While, $12M cap space to fill 8 roster spots paints a gloomy
picture, the situation is far from it when you look at the number of trades the
Leafs are hoping to accomplish this offseason. For cap crunched teams seeing
the salary cap go up by $2.4M just gave them the ability to take on salary that
they would have otherwise relied on the Leafs to absorb. That doesn’t mean that
salary won’t be coming back to the Leafs, but it means that it’s less salary
and stretched out over a few trades the Leafs have a real opportunity to remove
their long term financial burden.
You would also hope that this found money completely removes
the idea of retaining salary on a long term deal, but it makes it enticing for
short term ones on players like Roman Polak,
Reimer, or god willing, Stephane
The cap increase also benefits the Leafs in the trade market
by driving a spike into the heart of any planned offer sheets. Boston is in a much
more comfortable situation to match any Dougie Hamilton offer, considering they
also have the summer overage to work with and Chicago is in an
even better situation with Saad and Kruger. While both will still shed some
salary, the pressure is off and they can be more selective about who they move,

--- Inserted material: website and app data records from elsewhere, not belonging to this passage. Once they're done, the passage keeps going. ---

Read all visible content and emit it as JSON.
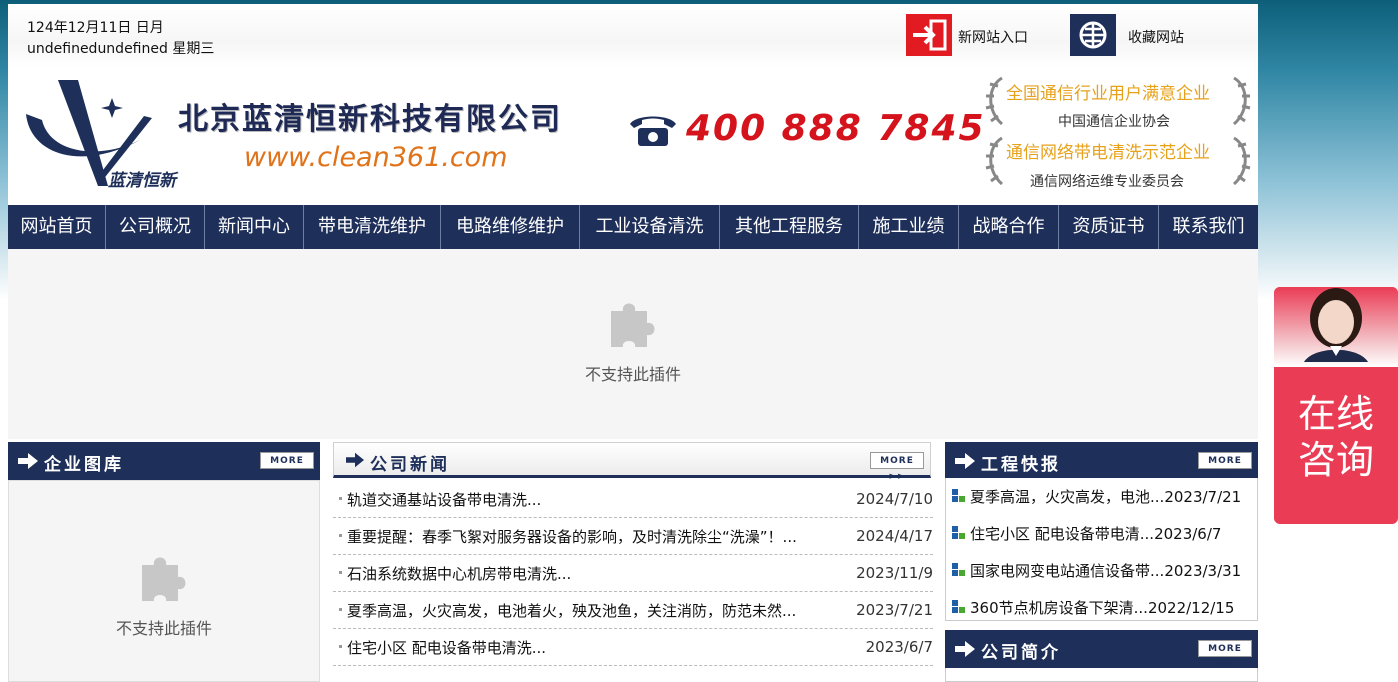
{
  "topbar": {
    "date_line1": "124年12月11日 日月",
    "date_line2": "undefinedundefined 星期三",
    "new_site_label": "新网站入口",
    "bookmark_label": "收藏网站"
  },
  "header": {
    "logo_text": "蓝清恒新",
    "company_name": "北京蓝清恒新科技有限公司",
    "website": "www.clean361.com",
    "phone": "400 888 7845",
    "award1_title": "全国通信行业用户满意企业",
    "award1_org": "中国通信企业协会",
    "award2_title": "通信网络带电清洗示范企业",
    "award2_org": "通信网络运维专业委员会"
  },
  "nav": {
    "items": [
      {
        "label": "网站首页"
      },
      {
        "label": "公司概况"
      },
      {
        "label": "新闻中心"
      },
      {
        "label": "带电清洗维护"
      },
      {
        "label": "电路维修维护"
      },
      {
        "label": "工业设备清洗"
      },
      {
        "label": "其他工程服务"
      },
      {
        "label": "施工业绩"
      },
      {
        "label": "战略合作"
      },
      {
        "label": "资质证书"
      },
      {
        "label": "联系我们"
      }
    ]
  },
  "plugin": {
    "unsupported_text": "不支持此插件"
  },
  "more_label": "MORE >>",
  "gallery": {
    "title": "企业图库"
  },
  "news": {
    "title": "公司新闻",
    "items": [
      {
        "title": "轨道交通基站设备带电清洗...",
        "date": "2024/7/10"
      },
      {
        "title": "重要提醒：春季飞絮对服务器设备的影响，及时清洗除尘“洗澡”！...",
        "date": "2024/4/17"
      },
      {
        "title": "石油系统数据中心机房带电清洗...",
        "date": "2023/11/9"
      },
      {
        "title": "夏季高温，火灾高发，电池着火，殃及池鱼，关注消防，防范未然...",
        "date": "2023/7/21"
      },
      {
        "title": "住宅小区 配电设备带电清洗...",
        "date": "2023/6/7"
      }
    ]
  },
  "projects": {
    "title": "工程快报",
    "items": [
      {
        "title": "夏季高温，火灾高发，电池...",
        "date": "2023/7/21"
      },
      {
        "title": "住宅小区 配电设备带电清...",
        "date": "2023/6/7"
      },
      {
        "title": "国家电网变电站通信设备带...",
        "date": "2023/3/31"
      },
      {
        "title": "360节点机房设备下架清...",
        "date": "2022/12/15"
      }
    ]
  },
  "profile": {
    "title": "公司简介"
  },
  "consult": {
    "label_line1": "在线",
    "label_line2": "咨询"
  },
  "colors": {
    "nav_bg": "#1e2f5a",
    "phone_red": "#d4131c",
    "url_orange": "#e0731a",
    "award_gold": "#e7a21c",
    "consult_pink": "#ea3c55"
  }
}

and this probably benefits a team like the Leafs looking to be sellers.
Finally, there’s the cap floor. This never really applies to
the Leafs, but it puts a team like Arizona $18.3M under it.
Nashville and Buffalo are also comfortably under, and other teams like New
Jersey, Winnipeg are notably under as well. Particularly in Arizona’s case
there is a need to get to that floor, and with a lackluster free agent crop,
the way to get there is through trades. The kicker for the Leafs is that teams
in this situation are generally looking to acquire contracts where the cap hit
is higher than the salary, but thanks to Claude Loiselle’s buyout proof
contracts, the Leafs have no one who fits that bill. The good news is, there are plenty of teams
around the league who will try to dump contracts in Arizona, and we can hope
that they’ll decide squander their new found cap space by trading for a Leaf.
With the $2.4M increase applied to all teams there’s an additional $72M around the league to spend. In previous years we’ve seen the Leafs rush out on July 1st to spend their share before the West Coast GMs have woken up. This go around it would be nice to see the Leafs use this increase as the wiggle room they need to right their ship. Move out players on longer term deals and/or ones that have a high market value and attempt to take on deals no longer than 3 years, so when the Leafs need to start addressing expiring entry level contracts, they won’t be pigeonholed into offering bridge deals or have the opportunity to begin adding players who can provide an opportunity to expedite their chances of winning.
Looking long term with this news, it seems like we are again
on that long walk towards a labour disagreement as the NHLPA’s escrow amount
increases and NHL teams begin to complain about lack of profits due to the high
cost of labour, but that’s an issue for another day. Right now, it’s important
to focus on how this could get Lupul, Phaneuf, and Bozak out of Toronto.